Eight deaths in Philadelphia are being linked to the heatwave. The numbers underscore why doctors give the same advice every time the outdoors start resembling an oven.
Dr Gregory Bush, head geriatrician for Virtua Health in New Jersey, says he repeats the mantra each summer.
“I would like to drive home the message that seniors should try to understand that their bodies aren’t what they used to be and what they should do in hot weather is to hydrate, they should try to find air conditioning be at the mall or a senior center and if and if they are not able to find air conditioning open the windows and turn fans on in their homes,” said Bush.
But some seniors mistakenly think they should keep the windows shut and a fan on. Bush says that turns apartments into convection ovens and he says older people can’t cool their bodies as well.
“It all stems from the fact that as one grows older one’s body isn’t able to adjust to the environment as well,” said Bush. “They don’t sweat as efficiently and sweat is a way of cooling the body off. They tend not to drink as much as younger people and obviously you need a good fluid capacity to be able to generate sweat and stay hydrated. As you grow older you also don’t realize that you are thirsty like you do when you are younger, so that sensation goes away.”

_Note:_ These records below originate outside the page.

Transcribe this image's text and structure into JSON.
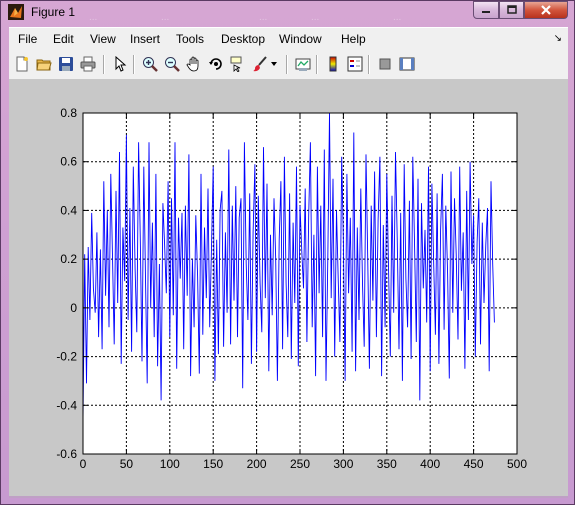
{
  "window": {
    "title": "Figure 1",
    "background_titles": [
      "...",
      "...",
      "...",
      "...",
      "..."
    ]
  },
  "menu": {
    "items": [
      "File",
      "Edit",
      "View",
      "Insert",
      "Tools",
      "Desktop",
      "Window",
      "Help"
    ],
    "dock_arrow": "↘"
  },
  "toolbar": {
    "icons": [
      "new-figure-icon",
      "open-file-icon",
      "save-icon",
      "print-icon",
      "edit-plot-arrow-icon",
      "zoom-in-icon",
      "zoom-out-icon",
      "pan-hand-icon",
      "rotate-3d-icon",
      "data-cursor-icon",
      "brush-icon",
      "brush-dropdown-icon",
      "link-plot-icon",
      "colorbar-icon",
      "legend-icon",
      "hide-plot-tools-icon",
      "show-plot-tools-icon"
    ]
  },
  "colors": {
    "line": "#0000ff",
    "axes_bg": "#ffffff",
    "figure_bg": "#c8c8c8",
    "grid": "#000000"
  },
  "chart_data": {
    "type": "line",
    "title": "",
    "xlabel": "",
    "ylabel": "",
    "xlim": [
      0,
      500
    ],
    "ylim": [
      -0.6,
      0.8
    ],
    "xticks": [
      0,
      50,
      100,
      150,
      200,
      250,
      300,
      350,
      400,
      450,
      500
    ],
    "yticks": [
      -0.6,
      -0.4,
      -0.2,
      0,
      0.2,
      0.4,
      0.6,
      0.8
    ],
    "xtick_labels": [
      "0",
      "50",
      "100",
      "150",
      "200",
      "250",
      "300",
      "350",
      "400",
      "450",
      "500"
    ],
    "ytick_labels": [
      "-0.6",
      "-0.4",
      "-0.2",
      "0",
      "0.2",
      "0.4",
      "0.6",
      "0.8"
    ],
    "grid": true,
    "series": [
      {
        "color": "#0000ff",
        "x_start": 0,
        "x_step": 2,
        "values": [
          -0.47,
          0.22,
          -0.31,
          0.25,
          -0.05,
          0.39,
          0.08,
          -0.02,
          0.31,
          -0.12,
          0.24,
          -0.17,
          0.52,
          0.05,
          0.4,
          -0.08,
          0.55,
          0.21,
          -0.15,
          0.48,
          0.02,
          0.64,
          -0.23,
          0.33,
          0.11,
          0.71,
          -0.05,
          0.41,
          -0.18,
          0.58,
          0.16,
          -0.1,
          0.68,
          0.28,
          -0.22,
          0.58,
          0.12,
          -0.31,
          0.68,
          0.0,
          0.35,
          -0.12,
          0.55,
          -0.24,
          0.18,
          -0.38,
          0.43,
          0.26,
          0.06,
          0.52,
          -0.12,
          0.45,
          -0.03,
          0.68,
          -0.25,
          0.37,
          0.12,
          0.39,
          -0.17,
          0.42,
          0.05,
          0.63,
          -0.28,
          0.2,
          -0.08,
          0.38,
          0.13,
          -0.27,
          0.55,
          -0.11,
          0.33,
          0.04,
          0.49,
          -0.08,
          0.25,
          0.58,
          -0.3,
          0.28,
          -0.19,
          0.4,
          0.48,
          -0.16,
          0.31,
          -0.02,
          0.65,
          -0.15,
          0.42,
          0.03,
          0.5,
          -0.12,
          0.37,
          0.45,
          -0.33,
          0.68,
          0.18,
          -0.05,
          0.47,
          -0.23,
          0.31,
          0.59,
          -0.18,
          0.46,
          0.1,
          -0.1,
          0.66,
          0.04,
          0.51,
          -0.26,
          0.3,
          -0.03,
          0.45,
          0.2,
          -0.3,
          0.28,
          0.52,
          -0.17,
          0.62,
          0.1,
          -0.12,
          0.47,
          -0.21,
          0.35,
          0.02,
          0.58,
          -0.24,
          0.42,
          0.24,
          0.08,
          0.49,
          -0.14,
          0.38,
          0.68,
          -0.08,
          0.3,
          -0.28,
          0.58,
          0.06,
          0.42,
          -0.12,
          0.65,
          -0.3,
          0.2,
          0.8,
          0.04,
          0.53,
          -0.2,
          0.4,
          0.12,
          -0.14,
          0.62,
          0.27,
          -0.3,
          0.55,
          0.06,
          0.37,
          -0.18,
          0.72,
          -0.26,
          0.33,
          -0.05,
          0.49,
          0.1,
          -0.16,
          0.63,
          0.21,
          -0.25,
          0.42,
          0.03,
          0.56,
          -0.12,
          0.36,
          0.62,
          -0.28,
          0.34,
          -0.08,
          0.55,
          0.17,
          -0.2,
          0.46,
          -0.02,
          0.64,
          0.29,
          -0.17,
          0.39,
          -0.3,
          0.59,
          0.12,
          -0.08,
          0.44,
          -0.21,
          0.62,
          0.25,
          -0.14,
          0.53,
          -0.38,
          0.43,
          0.08,
          0.32,
          -0.06,
          0.58,
          -0.26,
          0.51,
          0.18,
          -0.11,
          0.47,
          -0.23,
          0.32,
          0.55,
          -0.09,
          0.42,
          0.14,
          -0.29,
          0.56,
          -0.02,
          0.45,
          0.22,
          -0.13,
          0.58,
          0.07,
          0.31,
          -0.25,
          0.48,
          -0.05,
          0.6,
          0.18,
          0.38,
          -0.2,
          0.27,
          0.45,
          -0.15,
          0.35,
          0.02,
          0.26,
          0.41,
          -0.26,
          0.52,
          0.18,
          -0.06
        ]
      }
    ]
  }
}
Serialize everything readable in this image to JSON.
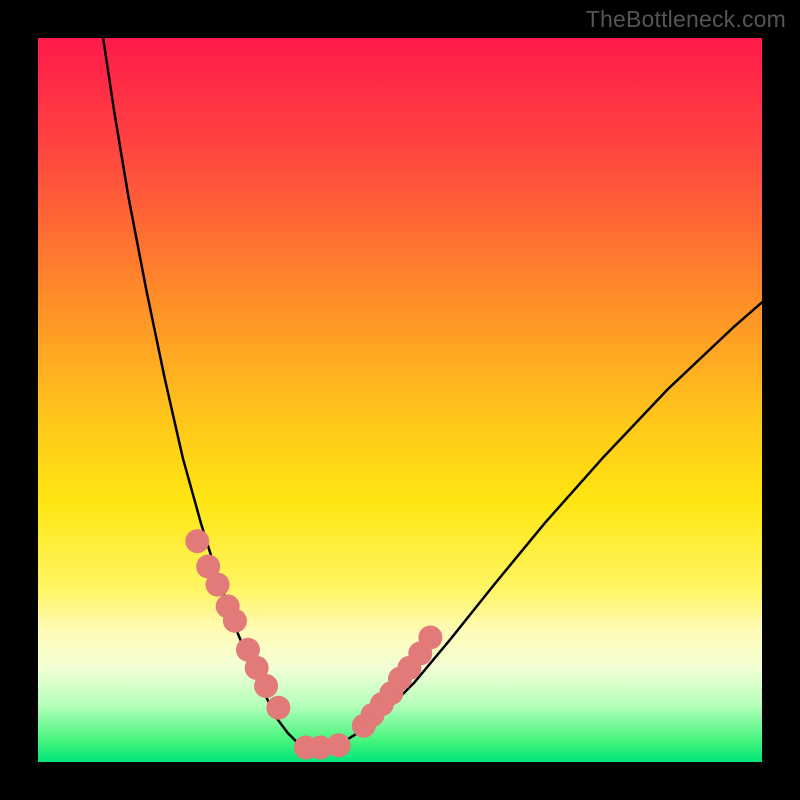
{
  "attribution": "TheBottleneck.com",
  "chart_data": {
    "type": "line",
    "title": "",
    "subtitle": "",
    "xlabel": "",
    "ylabel": "",
    "xlim": [
      0,
      100
    ],
    "ylim": [
      0,
      100
    ],
    "grid": false,
    "legend_position": "none",
    "series": [
      {
        "name": "bottleneck-curve-left",
        "stroke": "#000000",
        "stroke_width": 2.5,
        "x": [
          9.0,
          10.5,
          12.5,
          15.0,
          17.5,
          20.0,
          22.5,
          25.0,
          27.5,
          30.0,
          31.5,
          33.0,
          34.5,
          36.0,
          37.5
        ],
        "y": [
          100.0,
          90.0,
          78.0,
          65.0,
          53.0,
          42.0,
          33.0,
          25.0,
          18.0,
          12.0,
          9.0,
          6.0,
          4.0,
          2.5,
          1.5
        ]
      },
      {
        "name": "bottleneck-curve-right",
        "stroke": "#000000",
        "stroke_width": 2.5,
        "x": [
          37.5,
          40.0,
          42.5,
          45.0,
          48.0,
          52.0,
          57.0,
          63.0,
          70.0,
          78.0,
          87.0,
          96.0,
          100.0
        ],
        "y": [
          1.5,
          2.0,
          3.0,
          4.5,
          7.0,
          11.0,
          17.0,
          24.5,
          33.0,
          42.0,
          51.5,
          60.0,
          63.5
        ]
      },
      {
        "name": "salmon-beads",
        "type": "scatter",
        "marker": "circle",
        "marker_color": "#e17a78",
        "marker_radius": 12,
        "x": [
          22.0,
          23.5,
          24.8,
          26.2,
          27.2,
          29.0,
          30.2,
          31.5,
          33.2,
          37.0,
          39.0,
          41.5,
          45.0,
          46.2,
          47.5,
          48.8,
          50.0,
          51.3,
          52.8,
          54.2
        ],
        "y": [
          30.5,
          27.0,
          24.5,
          21.5,
          19.5,
          15.5,
          13.0,
          10.5,
          7.5,
          2.0,
          2.0,
          2.3,
          5.0,
          6.5,
          8.0,
          9.5,
          11.5,
          13.0,
          15.0,
          17.2
        ]
      }
    ],
    "background_gradient": {
      "type": "vertical",
      "stops": [
        {
          "pos": 0.0,
          "color": "#ff1a4b"
        },
        {
          "pos": 0.17,
          "color": "#ff4a3e"
        },
        {
          "pos": 0.35,
          "color": "#ff8a2a"
        },
        {
          "pos": 0.52,
          "color": "#ffc41b"
        },
        {
          "pos": 0.64,
          "color": "#ffe612"
        },
        {
          "pos": 0.76,
          "color": "#fff563"
        },
        {
          "pos": 0.82,
          "color": "#fffbb8"
        },
        {
          "pos": 0.87,
          "color": "#f2ffd4"
        },
        {
          "pos": 0.92,
          "color": "#b8ffbc"
        },
        {
          "pos": 0.97,
          "color": "#46f57e"
        },
        {
          "pos": 1.0,
          "color": "#00e47a"
        }
      ]
    }
  }
}
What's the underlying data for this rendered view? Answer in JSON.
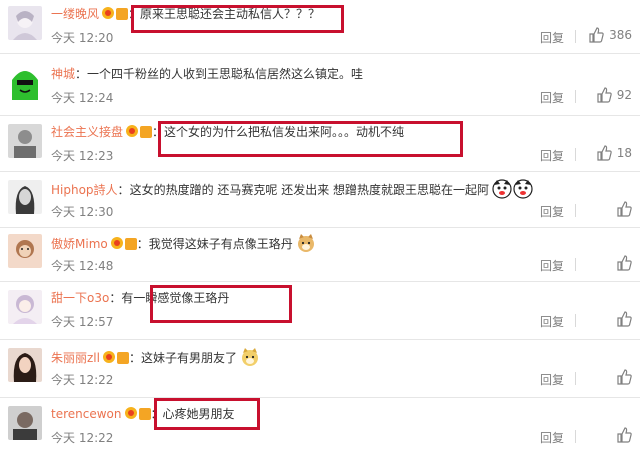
{
  "comments": [
    {
      "user": "一缕晚风",
      "text": "原来王思聪还会主动私信人？？？",
      "time": "今天 12:20",
      "reply": "回复",
      "likes": "386"
    },
    {
      "user": "神城",
      "text": "一个四千粉丝的人收到王思聪私信居然这么镇定。哇",
      "time": "今天 12:24",
      "reply": "回复",
      "likes": "92"
    },
    {
      "user": "社会主义接盘",
      "text": "这个女的为什么把私信发出来阿。。。动机不纯",
      "time": "今天 12:23",
      "reply": "回复",
      "likes": "18"
    },
    {
      "user": "Hiphop詩人",
      "text": "这女的热度蹭的 还马赛克呢 还发出来 想蹭热度就跟王思聪在一起阿",
      "time": "今天 12:30",
      "reply": "回复",
      "likes": ""
    },
    {
      "user": "傲娇Mimo",
      "text": "我觉得这妹子有点像王珞丹",
      "time": "今天 12:48",
      "reply": "回复",
      "likes": ""
    },
    {
      "user": "甜一下o3o",
      "text": "有一瞬感觉像王珞丹",
      "time": "今天 12:57",
      "reply": "回复",
      "likes": ""
    },
    {
      "user": "朱丽丽zll",
      "text": "这妹子有男朋友了",
      "time": "今天 12:22",
      "reply": "回复",
      "likes": ""
    },
    {
      "user": "terencewon",
      "text": "心疼她男朋友",
      "time": "今天 12:22",
      "reply": "回复",
      "likes": ""
    }
  ],
  "colors": {
    "username": "#eb7350",
    "highlight": "#c8102e",
    "meta": "#808080"
  }
}
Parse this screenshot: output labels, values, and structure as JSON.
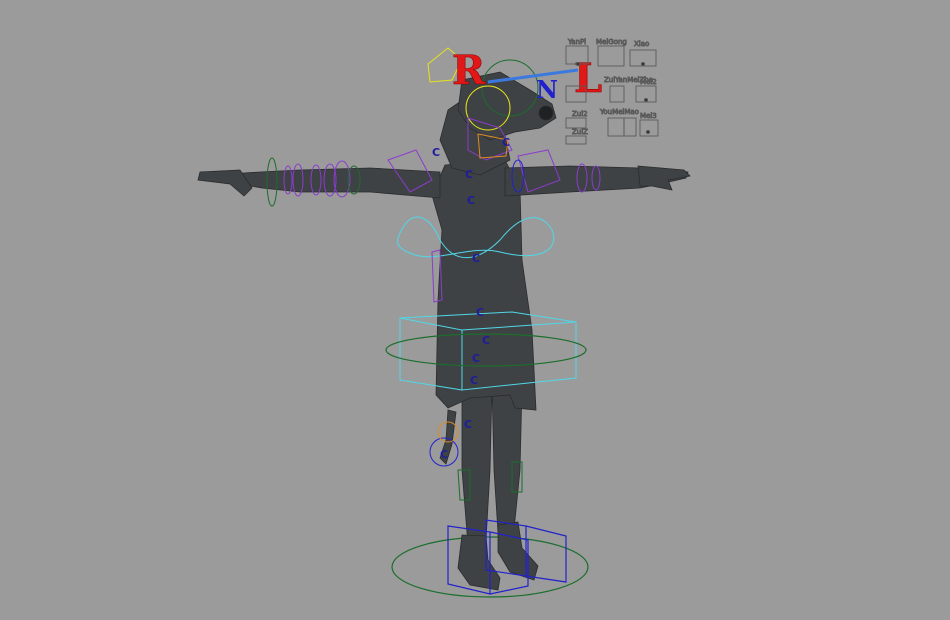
{
  "viewport": {
    "background": "#9b9b9b",
    "mesh_color": "#3f4245",
    "control_colors": {
      "cyan": "#4fd8e8",
      "green": "#1b6e2c",
      "blue": "#2222cc",
      "purple": "#8a3ccc",
      "yellow": "#e8e21a",
      "red": "#e01818",
      "orange": "#e08a20"
    }
  },
  "head_letters": {
    "r": "R",
    "n": "N",
    "l": "L"
  },
  "spine_control_letter": "C",
  "face_panel": {
    "labels": {
      "yanpi": "YanPi",
      "meigong": "MeiGong",
      "xiao": "Xiao",
      "zuiyan": "ZuiYanMeiZhe",
      "mei2": "Mei2",
      "zui2": "Zui2",
      "youmei": "YouMeiMao",
      "mei3": "Mei3",
      "zuiz": "ZuiZ"
    }
  }
}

Bush says it’s common for word of heat deaths to trickle in even after the weather breaks.
“It’s because a cumulative effect of the heat over time,” he said. “Every day people lose circulating volume. As the heatwave progresses and the people lose more blood volume, their body becomes more and more unable to compensate for that and what we see if the consequences for that is a lack of profusion or blood flow to the brain or heart which leads to bad things including death.”